BEGIN

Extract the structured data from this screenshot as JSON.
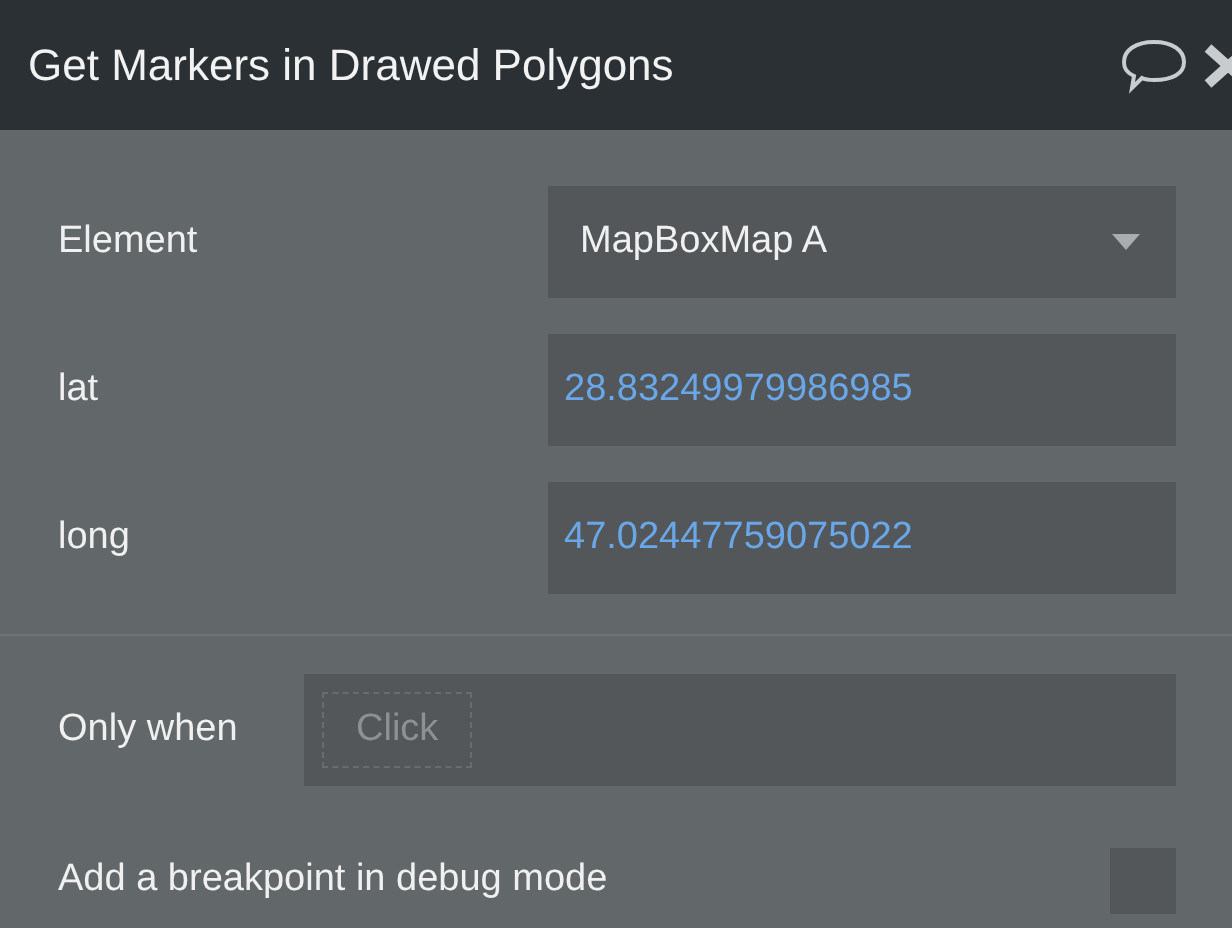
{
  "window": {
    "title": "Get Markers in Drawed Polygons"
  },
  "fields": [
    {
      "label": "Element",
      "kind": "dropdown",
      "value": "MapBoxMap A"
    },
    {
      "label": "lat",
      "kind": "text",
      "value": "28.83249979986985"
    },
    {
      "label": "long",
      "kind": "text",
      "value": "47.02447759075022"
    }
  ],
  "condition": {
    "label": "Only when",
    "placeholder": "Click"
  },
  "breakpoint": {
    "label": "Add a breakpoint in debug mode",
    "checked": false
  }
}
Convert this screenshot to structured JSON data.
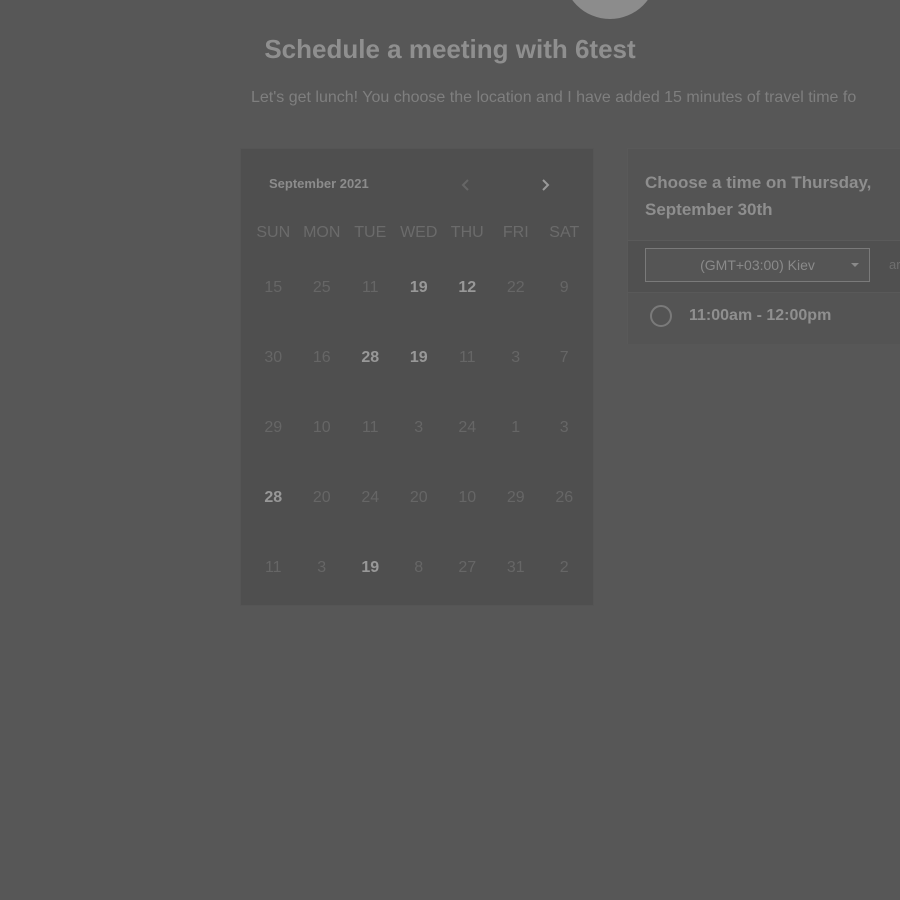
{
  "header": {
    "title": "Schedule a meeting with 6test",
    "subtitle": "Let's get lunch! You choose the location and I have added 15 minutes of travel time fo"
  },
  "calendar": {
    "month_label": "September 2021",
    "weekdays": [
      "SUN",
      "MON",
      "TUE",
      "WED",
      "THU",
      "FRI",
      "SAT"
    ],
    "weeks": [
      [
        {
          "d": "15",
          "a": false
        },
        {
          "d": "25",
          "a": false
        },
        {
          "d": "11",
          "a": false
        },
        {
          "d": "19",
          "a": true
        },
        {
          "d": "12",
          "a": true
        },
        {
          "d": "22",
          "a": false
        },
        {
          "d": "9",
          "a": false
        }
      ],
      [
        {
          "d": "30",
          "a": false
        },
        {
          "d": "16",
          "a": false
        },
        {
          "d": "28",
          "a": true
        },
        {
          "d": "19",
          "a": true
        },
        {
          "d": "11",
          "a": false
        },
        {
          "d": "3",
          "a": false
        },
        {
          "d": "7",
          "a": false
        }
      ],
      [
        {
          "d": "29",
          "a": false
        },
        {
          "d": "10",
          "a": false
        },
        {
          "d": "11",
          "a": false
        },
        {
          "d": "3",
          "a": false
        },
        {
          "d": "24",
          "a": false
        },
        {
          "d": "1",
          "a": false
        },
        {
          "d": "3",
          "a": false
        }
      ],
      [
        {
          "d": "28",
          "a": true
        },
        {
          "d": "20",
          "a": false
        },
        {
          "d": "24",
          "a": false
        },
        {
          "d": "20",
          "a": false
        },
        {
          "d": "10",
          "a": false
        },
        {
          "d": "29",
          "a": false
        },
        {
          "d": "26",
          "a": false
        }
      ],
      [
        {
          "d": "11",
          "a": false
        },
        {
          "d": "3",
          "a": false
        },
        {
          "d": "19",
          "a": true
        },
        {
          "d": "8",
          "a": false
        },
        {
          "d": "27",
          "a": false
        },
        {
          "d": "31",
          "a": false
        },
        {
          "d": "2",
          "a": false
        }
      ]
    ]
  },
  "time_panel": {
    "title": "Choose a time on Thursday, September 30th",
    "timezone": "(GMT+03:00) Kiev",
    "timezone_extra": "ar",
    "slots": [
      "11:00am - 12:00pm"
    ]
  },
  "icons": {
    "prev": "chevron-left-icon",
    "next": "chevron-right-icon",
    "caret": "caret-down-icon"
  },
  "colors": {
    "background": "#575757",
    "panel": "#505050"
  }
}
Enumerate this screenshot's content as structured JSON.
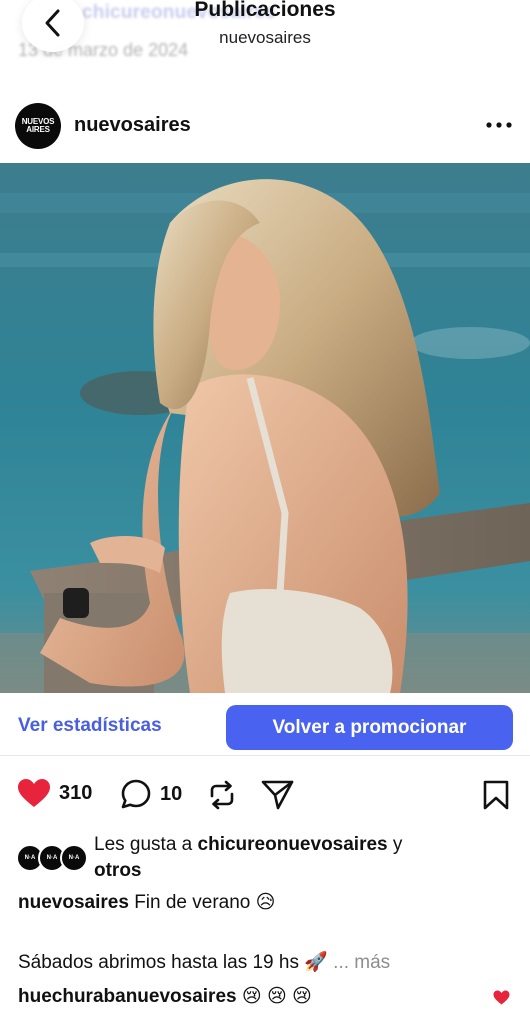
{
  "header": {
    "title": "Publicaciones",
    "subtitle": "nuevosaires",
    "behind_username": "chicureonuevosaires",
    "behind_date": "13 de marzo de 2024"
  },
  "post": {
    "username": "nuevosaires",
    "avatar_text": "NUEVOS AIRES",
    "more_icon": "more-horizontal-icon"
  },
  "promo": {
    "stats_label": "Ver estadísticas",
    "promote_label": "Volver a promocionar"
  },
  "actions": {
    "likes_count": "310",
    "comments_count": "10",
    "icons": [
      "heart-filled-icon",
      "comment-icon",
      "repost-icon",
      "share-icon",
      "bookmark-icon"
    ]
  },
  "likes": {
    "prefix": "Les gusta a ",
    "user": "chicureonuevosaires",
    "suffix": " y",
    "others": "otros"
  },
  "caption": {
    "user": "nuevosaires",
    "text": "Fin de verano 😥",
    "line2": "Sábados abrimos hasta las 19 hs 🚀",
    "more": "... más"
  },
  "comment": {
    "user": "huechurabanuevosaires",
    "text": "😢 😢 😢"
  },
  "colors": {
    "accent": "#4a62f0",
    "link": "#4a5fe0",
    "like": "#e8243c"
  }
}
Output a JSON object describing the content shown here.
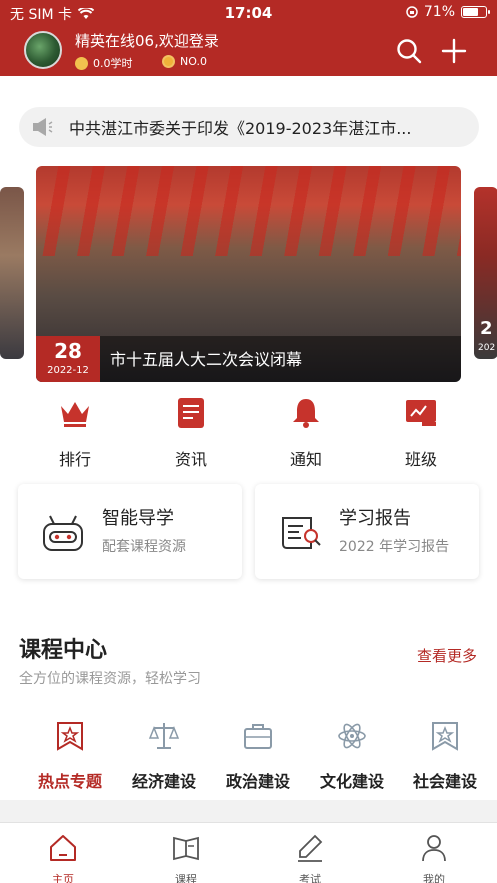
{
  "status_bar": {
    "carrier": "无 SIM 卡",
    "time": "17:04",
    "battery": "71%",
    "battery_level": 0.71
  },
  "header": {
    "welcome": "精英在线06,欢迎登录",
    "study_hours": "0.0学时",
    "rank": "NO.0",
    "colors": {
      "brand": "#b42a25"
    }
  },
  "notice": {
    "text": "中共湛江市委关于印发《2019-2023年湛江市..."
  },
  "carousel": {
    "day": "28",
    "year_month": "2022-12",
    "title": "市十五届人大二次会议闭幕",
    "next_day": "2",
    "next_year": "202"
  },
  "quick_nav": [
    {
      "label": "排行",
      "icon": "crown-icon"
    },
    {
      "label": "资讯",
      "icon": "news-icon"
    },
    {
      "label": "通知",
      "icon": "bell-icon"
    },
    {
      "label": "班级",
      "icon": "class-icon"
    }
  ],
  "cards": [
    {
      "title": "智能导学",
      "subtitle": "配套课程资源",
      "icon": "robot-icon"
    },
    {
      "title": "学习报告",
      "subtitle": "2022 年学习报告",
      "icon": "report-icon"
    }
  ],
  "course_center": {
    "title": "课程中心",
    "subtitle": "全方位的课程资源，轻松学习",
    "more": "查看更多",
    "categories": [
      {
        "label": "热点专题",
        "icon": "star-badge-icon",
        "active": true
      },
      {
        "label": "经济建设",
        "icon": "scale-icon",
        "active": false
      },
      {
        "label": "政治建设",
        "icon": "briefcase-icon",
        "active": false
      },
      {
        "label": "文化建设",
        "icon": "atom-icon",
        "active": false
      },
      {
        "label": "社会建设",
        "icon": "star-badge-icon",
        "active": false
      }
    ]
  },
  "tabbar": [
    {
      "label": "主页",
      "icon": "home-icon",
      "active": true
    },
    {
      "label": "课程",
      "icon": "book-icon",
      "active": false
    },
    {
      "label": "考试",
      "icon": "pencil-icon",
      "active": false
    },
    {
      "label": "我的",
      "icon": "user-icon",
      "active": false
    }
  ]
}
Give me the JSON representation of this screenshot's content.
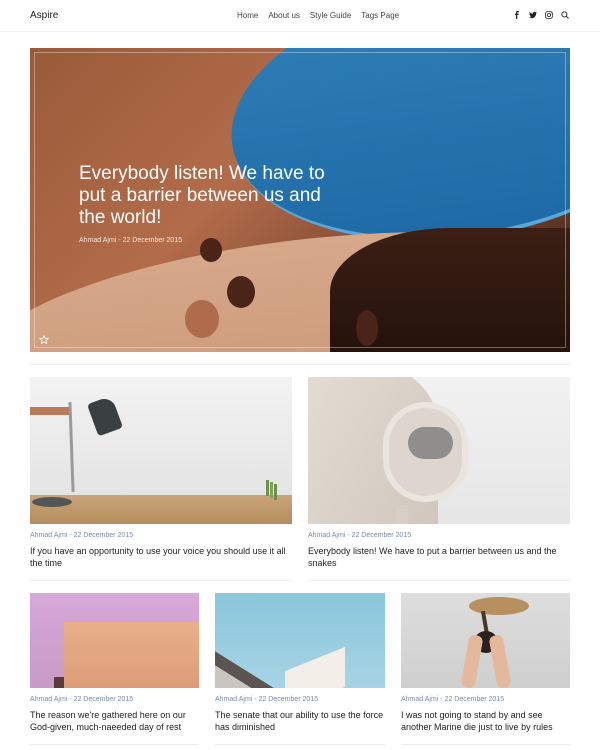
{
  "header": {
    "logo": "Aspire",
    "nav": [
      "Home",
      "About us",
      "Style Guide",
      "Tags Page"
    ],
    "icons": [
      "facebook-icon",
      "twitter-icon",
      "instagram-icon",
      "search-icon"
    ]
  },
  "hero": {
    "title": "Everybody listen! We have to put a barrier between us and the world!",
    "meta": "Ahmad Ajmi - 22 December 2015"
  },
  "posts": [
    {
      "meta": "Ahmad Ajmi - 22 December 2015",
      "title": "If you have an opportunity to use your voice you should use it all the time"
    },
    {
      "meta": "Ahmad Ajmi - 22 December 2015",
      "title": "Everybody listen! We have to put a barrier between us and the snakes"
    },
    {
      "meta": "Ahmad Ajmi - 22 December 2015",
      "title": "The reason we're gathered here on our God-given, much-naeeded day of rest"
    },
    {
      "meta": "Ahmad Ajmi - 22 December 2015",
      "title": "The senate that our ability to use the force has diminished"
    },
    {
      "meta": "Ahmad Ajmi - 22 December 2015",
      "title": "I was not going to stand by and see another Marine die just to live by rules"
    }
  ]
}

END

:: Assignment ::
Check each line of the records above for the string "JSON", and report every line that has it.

:: Task response ::
Extract the structured data from this screenshot as JSON.
Convert this screenshot to structured JSON data.
Enumerate this screenshot's content as structured JSON.
Output a JSON object describing the content shown here.
Give me the JSON representation of this screenshot's content.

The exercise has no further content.